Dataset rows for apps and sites
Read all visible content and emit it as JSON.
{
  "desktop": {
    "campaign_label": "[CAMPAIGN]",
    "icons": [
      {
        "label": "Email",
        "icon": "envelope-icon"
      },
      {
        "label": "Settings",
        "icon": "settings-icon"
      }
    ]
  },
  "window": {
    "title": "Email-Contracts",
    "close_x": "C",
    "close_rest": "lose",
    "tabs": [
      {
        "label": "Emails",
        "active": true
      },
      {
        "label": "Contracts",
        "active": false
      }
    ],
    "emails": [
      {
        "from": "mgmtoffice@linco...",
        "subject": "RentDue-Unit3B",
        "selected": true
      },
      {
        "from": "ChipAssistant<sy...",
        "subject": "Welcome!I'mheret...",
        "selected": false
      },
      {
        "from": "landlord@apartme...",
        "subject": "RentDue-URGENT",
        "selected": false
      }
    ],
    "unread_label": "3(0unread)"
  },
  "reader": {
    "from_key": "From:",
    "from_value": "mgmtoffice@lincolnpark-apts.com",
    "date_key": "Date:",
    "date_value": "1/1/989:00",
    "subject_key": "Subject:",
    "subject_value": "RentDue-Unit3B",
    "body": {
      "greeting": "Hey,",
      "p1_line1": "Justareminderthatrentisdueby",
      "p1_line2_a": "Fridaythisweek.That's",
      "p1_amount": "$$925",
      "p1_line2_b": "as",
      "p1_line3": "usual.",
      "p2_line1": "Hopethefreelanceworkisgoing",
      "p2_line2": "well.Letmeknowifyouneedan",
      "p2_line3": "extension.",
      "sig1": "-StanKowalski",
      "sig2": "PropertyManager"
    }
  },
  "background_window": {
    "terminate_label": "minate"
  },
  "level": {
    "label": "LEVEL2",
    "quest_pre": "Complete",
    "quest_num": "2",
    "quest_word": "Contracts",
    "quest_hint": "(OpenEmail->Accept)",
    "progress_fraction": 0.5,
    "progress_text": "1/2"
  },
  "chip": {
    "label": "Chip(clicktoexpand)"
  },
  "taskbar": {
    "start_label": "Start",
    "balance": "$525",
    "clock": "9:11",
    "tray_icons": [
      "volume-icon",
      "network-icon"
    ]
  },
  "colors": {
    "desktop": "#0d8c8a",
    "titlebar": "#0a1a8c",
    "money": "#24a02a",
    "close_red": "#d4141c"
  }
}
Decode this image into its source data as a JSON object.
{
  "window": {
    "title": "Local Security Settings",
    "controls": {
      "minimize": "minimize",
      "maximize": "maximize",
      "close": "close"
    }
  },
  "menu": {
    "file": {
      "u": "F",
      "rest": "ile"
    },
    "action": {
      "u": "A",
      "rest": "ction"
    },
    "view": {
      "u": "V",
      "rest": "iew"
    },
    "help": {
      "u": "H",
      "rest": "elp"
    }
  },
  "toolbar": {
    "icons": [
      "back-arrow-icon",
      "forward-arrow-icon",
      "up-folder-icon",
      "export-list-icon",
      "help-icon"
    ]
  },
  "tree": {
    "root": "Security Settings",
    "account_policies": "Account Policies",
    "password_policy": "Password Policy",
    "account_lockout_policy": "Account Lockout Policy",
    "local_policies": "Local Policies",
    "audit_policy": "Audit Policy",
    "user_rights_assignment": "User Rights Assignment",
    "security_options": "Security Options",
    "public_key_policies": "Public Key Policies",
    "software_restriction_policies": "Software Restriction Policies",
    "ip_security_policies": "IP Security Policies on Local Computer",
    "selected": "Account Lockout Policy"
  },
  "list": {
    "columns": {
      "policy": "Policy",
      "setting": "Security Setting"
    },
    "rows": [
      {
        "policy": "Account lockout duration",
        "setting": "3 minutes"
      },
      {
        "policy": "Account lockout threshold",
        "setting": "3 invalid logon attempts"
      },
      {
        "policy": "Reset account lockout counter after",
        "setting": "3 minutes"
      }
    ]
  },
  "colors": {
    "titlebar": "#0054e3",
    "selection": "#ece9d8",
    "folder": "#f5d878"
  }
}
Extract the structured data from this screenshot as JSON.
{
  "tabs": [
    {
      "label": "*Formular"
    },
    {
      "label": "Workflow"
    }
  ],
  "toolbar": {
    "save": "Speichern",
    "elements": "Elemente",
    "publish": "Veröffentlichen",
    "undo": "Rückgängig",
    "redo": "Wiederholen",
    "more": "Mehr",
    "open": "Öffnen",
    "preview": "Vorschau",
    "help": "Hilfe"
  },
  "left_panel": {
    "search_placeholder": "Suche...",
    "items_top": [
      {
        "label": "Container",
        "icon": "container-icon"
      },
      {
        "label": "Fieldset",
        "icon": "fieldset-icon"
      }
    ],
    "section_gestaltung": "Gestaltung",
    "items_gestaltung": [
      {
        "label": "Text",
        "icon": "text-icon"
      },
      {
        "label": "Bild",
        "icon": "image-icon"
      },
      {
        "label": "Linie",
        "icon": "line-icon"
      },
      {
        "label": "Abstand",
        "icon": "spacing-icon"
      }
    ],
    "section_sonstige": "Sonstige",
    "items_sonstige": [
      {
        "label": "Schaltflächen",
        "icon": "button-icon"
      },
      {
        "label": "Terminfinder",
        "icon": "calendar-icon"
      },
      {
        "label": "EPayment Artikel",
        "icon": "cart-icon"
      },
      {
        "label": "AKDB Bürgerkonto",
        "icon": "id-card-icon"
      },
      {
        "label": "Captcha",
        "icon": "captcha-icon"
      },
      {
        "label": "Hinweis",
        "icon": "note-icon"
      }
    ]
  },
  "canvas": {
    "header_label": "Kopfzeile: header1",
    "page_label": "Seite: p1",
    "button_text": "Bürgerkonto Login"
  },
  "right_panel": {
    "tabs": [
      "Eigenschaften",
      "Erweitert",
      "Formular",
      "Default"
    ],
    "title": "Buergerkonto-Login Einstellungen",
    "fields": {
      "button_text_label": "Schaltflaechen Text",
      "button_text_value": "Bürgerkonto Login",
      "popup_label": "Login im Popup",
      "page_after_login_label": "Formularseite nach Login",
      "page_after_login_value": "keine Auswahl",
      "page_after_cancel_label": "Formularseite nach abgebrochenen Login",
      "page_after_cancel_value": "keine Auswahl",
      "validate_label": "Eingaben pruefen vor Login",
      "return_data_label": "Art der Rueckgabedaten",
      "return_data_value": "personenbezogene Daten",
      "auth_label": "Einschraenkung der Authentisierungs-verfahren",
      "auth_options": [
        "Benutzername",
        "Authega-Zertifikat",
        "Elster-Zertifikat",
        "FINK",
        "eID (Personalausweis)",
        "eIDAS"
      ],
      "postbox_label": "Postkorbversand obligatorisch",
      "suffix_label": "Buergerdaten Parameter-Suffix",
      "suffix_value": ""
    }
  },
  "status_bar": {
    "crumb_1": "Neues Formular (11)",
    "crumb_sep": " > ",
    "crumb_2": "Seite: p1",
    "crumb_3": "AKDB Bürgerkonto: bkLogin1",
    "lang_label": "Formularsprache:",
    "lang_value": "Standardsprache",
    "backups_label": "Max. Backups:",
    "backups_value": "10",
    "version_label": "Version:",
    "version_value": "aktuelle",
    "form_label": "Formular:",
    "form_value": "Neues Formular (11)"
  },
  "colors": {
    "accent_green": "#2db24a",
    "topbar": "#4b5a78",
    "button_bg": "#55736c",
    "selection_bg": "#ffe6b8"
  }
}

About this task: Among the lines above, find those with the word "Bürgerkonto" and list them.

Your response:
        "label": "AKDB Bürgerkonto",
    "button_text": "Bürgerkonto Login"
      "button_text_value": "Bürgerkonto Login",
    "crumb_3": "AKDB Bürgerkonto: bkLogin1",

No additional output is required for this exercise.